Under a recent Eastern District Court ruling, Pennsylvania debt collectors must be licensed by the Department of Banking and Securities in order to collect on deficiency judgments from retail installment sales contracts or face violations of the Fair Debt Collection Practices Act.
In the decision from Judge Kearney in the Eastern District of Pennsylvania, Wyche v. Tsarouhis, 385 F. Supp. 3d 392 (E.D. Pa. May 14, 2019), a debt collector who purchases a deficiency judgment on motor vehicle installment sales contracts must be licensed under the Pennsylvania Consumer Credit Code at the time they acquire the debt in order to avoid a violation of the Fair Debt Collection Practices Act (“FDCPA”) for misleading conduct.
The plaintiff consumer in this case admitted to owing the deficiency balance for the repossessed vehicle. However, the consumer asserted that the collection agency was not authorized to collect on the debt as an entity not properly licensed under the Pennsylvania Consumer Credit Code.
The debt collector argued that, because the consumer defaulted on the retail installment sales contract and the original holder obtained a deficiency judgment before the collection agency acquired the debt, the agency did not acquire an installment sales contract under the Credit Code.
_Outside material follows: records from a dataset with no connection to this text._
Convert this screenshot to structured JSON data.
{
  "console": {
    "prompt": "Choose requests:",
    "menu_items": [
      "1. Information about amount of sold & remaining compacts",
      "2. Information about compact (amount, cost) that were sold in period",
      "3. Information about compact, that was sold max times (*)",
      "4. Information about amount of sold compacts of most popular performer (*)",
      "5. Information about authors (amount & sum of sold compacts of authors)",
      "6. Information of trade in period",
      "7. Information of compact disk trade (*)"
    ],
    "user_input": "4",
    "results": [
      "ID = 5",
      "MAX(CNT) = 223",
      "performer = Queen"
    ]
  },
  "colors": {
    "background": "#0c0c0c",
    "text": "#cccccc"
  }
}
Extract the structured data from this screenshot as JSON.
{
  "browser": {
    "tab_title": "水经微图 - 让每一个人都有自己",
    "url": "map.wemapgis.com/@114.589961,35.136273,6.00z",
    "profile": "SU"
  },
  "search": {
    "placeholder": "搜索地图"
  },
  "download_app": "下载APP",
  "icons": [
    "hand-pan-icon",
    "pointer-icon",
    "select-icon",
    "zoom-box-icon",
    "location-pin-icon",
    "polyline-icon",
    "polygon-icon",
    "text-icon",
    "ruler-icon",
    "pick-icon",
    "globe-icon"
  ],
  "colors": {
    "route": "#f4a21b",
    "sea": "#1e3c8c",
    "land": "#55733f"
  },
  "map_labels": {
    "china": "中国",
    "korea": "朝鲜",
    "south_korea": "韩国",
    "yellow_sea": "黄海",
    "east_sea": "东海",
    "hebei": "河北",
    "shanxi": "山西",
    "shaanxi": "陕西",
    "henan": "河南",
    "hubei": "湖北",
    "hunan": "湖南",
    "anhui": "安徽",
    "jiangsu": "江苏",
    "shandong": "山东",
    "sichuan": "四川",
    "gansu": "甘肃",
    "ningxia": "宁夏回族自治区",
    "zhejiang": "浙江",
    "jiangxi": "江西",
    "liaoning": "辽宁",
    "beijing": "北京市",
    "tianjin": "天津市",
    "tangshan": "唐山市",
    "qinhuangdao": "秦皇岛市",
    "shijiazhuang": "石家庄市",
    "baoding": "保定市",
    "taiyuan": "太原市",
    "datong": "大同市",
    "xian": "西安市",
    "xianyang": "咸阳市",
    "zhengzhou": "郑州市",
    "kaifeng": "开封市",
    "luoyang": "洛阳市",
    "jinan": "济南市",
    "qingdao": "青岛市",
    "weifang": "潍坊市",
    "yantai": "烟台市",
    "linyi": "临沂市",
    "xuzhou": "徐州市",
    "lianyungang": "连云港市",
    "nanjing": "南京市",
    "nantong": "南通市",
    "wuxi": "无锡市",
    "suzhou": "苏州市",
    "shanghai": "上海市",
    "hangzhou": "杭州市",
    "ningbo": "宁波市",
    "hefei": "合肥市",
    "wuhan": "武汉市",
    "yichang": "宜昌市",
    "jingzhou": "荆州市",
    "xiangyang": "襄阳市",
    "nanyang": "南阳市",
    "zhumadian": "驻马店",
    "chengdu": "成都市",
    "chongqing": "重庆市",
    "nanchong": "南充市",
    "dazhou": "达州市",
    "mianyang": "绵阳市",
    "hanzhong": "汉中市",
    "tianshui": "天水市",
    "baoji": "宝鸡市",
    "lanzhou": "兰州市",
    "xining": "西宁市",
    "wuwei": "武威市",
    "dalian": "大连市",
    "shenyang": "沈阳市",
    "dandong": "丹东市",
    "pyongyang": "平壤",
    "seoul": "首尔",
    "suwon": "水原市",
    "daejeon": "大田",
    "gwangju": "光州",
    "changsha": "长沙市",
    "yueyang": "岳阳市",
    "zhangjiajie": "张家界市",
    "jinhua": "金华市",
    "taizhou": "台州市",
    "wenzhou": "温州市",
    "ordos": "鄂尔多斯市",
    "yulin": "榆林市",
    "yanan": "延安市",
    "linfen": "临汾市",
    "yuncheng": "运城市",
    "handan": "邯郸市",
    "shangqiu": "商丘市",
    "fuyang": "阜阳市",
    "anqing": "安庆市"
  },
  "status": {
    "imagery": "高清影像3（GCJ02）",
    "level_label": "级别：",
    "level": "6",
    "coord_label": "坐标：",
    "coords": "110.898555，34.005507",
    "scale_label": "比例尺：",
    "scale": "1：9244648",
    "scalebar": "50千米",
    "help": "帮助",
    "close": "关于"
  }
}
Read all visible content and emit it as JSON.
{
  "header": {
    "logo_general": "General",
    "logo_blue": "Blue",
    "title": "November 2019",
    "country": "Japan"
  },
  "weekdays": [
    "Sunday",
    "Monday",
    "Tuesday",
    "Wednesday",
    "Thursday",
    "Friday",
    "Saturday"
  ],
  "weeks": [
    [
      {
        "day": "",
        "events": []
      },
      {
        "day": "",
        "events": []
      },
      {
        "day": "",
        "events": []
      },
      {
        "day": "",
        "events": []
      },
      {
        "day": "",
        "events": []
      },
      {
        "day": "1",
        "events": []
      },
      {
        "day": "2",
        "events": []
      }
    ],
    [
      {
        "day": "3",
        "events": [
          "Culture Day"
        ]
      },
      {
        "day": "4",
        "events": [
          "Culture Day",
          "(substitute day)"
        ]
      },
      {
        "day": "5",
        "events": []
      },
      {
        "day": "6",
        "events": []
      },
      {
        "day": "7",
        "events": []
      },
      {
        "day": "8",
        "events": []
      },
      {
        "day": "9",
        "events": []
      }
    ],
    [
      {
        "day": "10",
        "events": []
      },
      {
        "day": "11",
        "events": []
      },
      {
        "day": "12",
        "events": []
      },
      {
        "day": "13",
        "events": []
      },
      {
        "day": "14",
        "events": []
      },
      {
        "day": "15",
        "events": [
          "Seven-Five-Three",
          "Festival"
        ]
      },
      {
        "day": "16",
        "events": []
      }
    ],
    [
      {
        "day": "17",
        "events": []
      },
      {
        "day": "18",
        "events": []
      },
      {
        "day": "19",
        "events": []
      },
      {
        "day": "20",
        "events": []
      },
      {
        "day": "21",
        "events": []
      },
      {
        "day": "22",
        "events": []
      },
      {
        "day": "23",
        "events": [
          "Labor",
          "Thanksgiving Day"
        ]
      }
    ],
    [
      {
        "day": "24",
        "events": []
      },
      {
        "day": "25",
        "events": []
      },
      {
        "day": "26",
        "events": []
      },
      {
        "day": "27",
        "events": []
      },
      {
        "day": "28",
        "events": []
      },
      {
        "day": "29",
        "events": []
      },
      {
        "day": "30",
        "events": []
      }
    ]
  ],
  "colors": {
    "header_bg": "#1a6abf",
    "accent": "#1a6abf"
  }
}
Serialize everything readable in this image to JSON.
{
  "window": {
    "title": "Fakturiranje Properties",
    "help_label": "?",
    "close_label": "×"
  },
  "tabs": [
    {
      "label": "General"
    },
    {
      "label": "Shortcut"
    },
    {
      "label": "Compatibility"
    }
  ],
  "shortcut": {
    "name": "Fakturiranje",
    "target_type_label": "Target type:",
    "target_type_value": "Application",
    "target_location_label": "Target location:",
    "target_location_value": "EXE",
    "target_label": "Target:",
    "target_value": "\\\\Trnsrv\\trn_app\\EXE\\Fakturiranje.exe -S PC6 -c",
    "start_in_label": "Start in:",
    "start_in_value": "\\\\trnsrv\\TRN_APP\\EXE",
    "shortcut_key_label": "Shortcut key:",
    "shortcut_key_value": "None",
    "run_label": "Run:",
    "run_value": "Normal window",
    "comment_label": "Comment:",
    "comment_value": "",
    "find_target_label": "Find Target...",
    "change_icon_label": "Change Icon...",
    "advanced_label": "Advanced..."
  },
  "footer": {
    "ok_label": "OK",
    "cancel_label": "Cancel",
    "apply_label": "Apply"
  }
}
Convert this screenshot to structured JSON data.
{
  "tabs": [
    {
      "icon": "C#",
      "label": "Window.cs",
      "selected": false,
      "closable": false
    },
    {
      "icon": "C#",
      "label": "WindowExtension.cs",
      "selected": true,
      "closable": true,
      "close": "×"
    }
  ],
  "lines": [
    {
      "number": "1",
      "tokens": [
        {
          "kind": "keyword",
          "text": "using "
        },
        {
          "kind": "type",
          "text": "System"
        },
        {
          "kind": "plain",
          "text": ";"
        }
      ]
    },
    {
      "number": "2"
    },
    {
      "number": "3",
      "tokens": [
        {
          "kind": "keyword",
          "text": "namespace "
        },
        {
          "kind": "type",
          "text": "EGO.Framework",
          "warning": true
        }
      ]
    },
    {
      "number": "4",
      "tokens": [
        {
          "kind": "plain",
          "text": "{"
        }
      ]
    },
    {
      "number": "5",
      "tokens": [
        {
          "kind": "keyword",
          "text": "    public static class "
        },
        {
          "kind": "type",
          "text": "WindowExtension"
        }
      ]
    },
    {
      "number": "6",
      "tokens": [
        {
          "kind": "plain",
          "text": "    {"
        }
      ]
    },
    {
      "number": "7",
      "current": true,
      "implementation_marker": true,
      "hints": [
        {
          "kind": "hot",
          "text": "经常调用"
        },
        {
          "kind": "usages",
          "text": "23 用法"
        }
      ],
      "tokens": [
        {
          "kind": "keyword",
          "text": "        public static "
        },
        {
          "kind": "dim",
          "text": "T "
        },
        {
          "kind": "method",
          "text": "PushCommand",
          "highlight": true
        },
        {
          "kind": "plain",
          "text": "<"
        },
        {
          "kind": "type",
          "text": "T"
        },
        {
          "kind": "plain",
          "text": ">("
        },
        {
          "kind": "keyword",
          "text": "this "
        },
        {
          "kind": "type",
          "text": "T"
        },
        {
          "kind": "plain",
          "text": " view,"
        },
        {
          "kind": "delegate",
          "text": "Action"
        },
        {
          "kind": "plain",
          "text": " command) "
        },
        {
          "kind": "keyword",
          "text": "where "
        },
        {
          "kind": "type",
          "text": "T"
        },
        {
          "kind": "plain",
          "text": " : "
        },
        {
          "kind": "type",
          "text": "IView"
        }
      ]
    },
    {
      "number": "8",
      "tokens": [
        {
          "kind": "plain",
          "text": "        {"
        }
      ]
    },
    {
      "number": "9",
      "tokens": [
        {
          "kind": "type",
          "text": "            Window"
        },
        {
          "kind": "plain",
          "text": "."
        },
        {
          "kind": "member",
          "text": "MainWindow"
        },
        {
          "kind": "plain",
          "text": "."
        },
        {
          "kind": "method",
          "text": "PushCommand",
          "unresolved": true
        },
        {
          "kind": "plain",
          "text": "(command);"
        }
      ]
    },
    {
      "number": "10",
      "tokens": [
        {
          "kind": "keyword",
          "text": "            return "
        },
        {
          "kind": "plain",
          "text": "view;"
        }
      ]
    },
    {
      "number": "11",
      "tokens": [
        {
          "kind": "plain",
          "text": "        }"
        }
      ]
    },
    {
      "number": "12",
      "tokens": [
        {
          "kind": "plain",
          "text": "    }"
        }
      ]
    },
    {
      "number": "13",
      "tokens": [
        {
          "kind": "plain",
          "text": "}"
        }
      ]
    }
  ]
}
The Court rejected this argument, reasoning that the consumer should be entitled to the same protection now than it would be under the original holder of the obligation, especially since the collection agency relies on the terms of the original installment sales contract to collect portions of the deficiency judgment such as attorneys’ fees. The Court, therefore, found the collection agency acquired an installment sales contract and was required to be licensed at the time it was acquired.
The Court’s analysis did not end there. If the debt collector was not licensed, the obligation was unenforceable under the Pennsylvania Consumer Credit Code. When the debt collector attempted to collect the unenforceable obligation, it violated the Fair Debt Collections Practices Act by misleading the borrower as to the collector’s authority to collect the obligation.
The Wyche decision could lead to a whole slew of uncollectable debts or FDCPA violations by unlicensed agencies who have already acquired deficiency judgments. If the entity was not licensed at the time that the obligation was acquired, the collector does not have the right to collect the debt. Dealers and financial institutions can also expect to have difficult conversations with collection agencies about the enforceability of debts they acquired.